In a recent Hurricane Sandy case, Bannon v. Allstate Insurance Company, the dispute centered on an insurance policy that provided “that coverage for dwellings or other structures did not include loss caused by ‘flood, including, but not limited to, surface water, waves, tidal water or overflow of any body of water or spray from any of these things, whether or not driven by wind.” Plaintiff filed suit after the insurer denied coverage, and claimed that the insurer’s adjuster admitted that the home was destroyed by wind. Plaintiff provided further evidence in support of this claim, including statements from witnesses, professional opinions, and photographic evidence. The insured brought claims for breach of the implied duty of good faith and fair dealing, as well as breach of contract and under the Consumer Fraud Act (“CFA”). The primary issue the Court dealt with was whether the insurer’s position was “fairly debatable” in denying coverage.

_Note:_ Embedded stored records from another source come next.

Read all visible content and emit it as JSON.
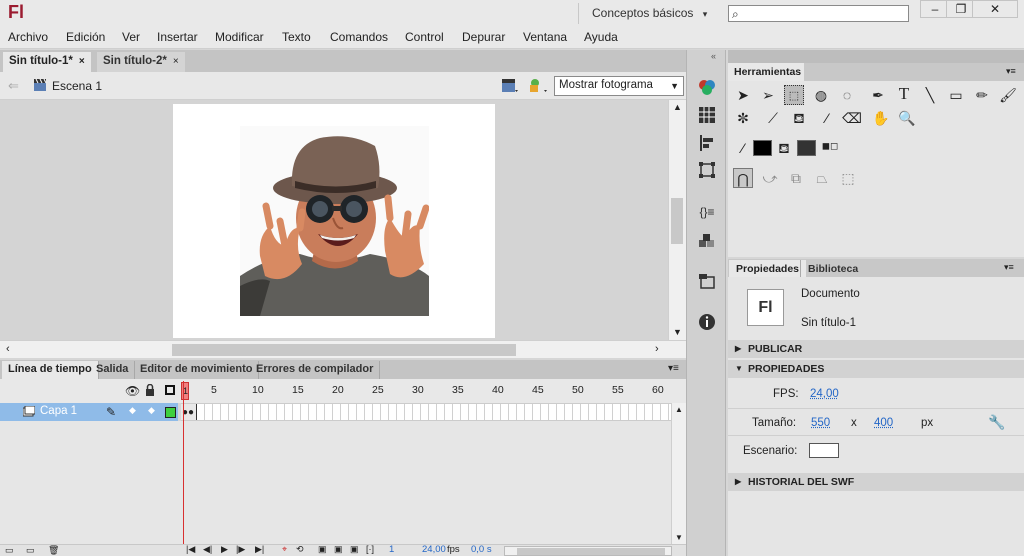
{
  "app": {
    "logo": "Fl",
    "workspace": "Conceptos básicos",
    "workspace_caret": "▾"
  },
  "window_controls": {
    "minimize": "–",
    "restore": "❐",
    "close": "✕"
  },
  "menu": [
    "Archivo",
    "Edición",
    "Ver",
    "Insertar",
    "Modificar",
    "Texto",
    "Comandos",
    "Control",
    "Depurar",
    "Ventana",
    "Ayuda"
  ],
  "doc_tabs": [
    {
      "label": "Sin título-1*",
      "close": "×"
    },
    {
      "label": "Sin título-2*",
      "close": "×"
    }
  ],
  "scene": {
    "back_arrow": "⇐",
    "label": "Escena 1",
    "view_select": "Mostrar fotograma"
  },
  "timeline": {
    "tabs": [
      "Línea de tiempo",
      "Salida",
      "Editor de movimiento",
      "Errores de compilador"
    ],
    "frame_numbers": [
      "1",
      "5",
      "10",
      "15",
      "20",
      "25",
      "30",
      "35",
      "40",
      "45",
      "50",
      "55",
      "60"
    ],
    "layer_name": "Capa 1",
    "current_frame": "1",
    "fps": "24,00",
    "fps_unit": "fps",
    "time": "0,0 s"
  },
  "tools_panel": {
    "title": "Herramientas"
  },
  "properties": {
    "tabs": [
      "Propiedades",
      "Biblioteca"
    ],
    "doc_icon": "Fl",
    "doc_type": "Documento",
    "doc_name": "Sin título-1",
    "sections": {
      "publish": "PUBLICAR",
      "properties": "PROPIEDADES",
      "swf_history": "HISTORIAL DEL SWF"
    },
    "fps_label": "FPS:",
    "fps_value": "24,00",
    "size_label": "Tamaño:",
    "width": "550",
    "x": "x",
    "height": "400",
    "unit": "px",
    "stage_label": "Escenario:",
    "stage_color": "#ffffff"
  },
  "colors": {
    "playhead": "#d83030",
    "selected_layer": "#8fbbe8",
    "link": "#2366c7"
  }
}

In refusing to dismiss Plaintiff’s complaint, the Court noted that the question of whether denial of coverage was fairly debatable was a fact-specific question. The Court reasoned that it was not obvious from the face of the complaint if the coverage denial was fairly debatable, and pointed to the alleged facts that the insurer’s adjuster initially opined that the damage to the insured’s home was caused by wind, and that the insurer sent an engineer to inspect the insured’s home after its denial of coverage. The Court did, however, dismiss the punitive damages claim, reasoning that Plaintiff produced no evidence that the insurer’s conduct rose to the necessary level of egregiousness, as well as the claim for attorneys’ fees, on the basis that Rule 4:42-9(a)(6) does not apply to first party claims.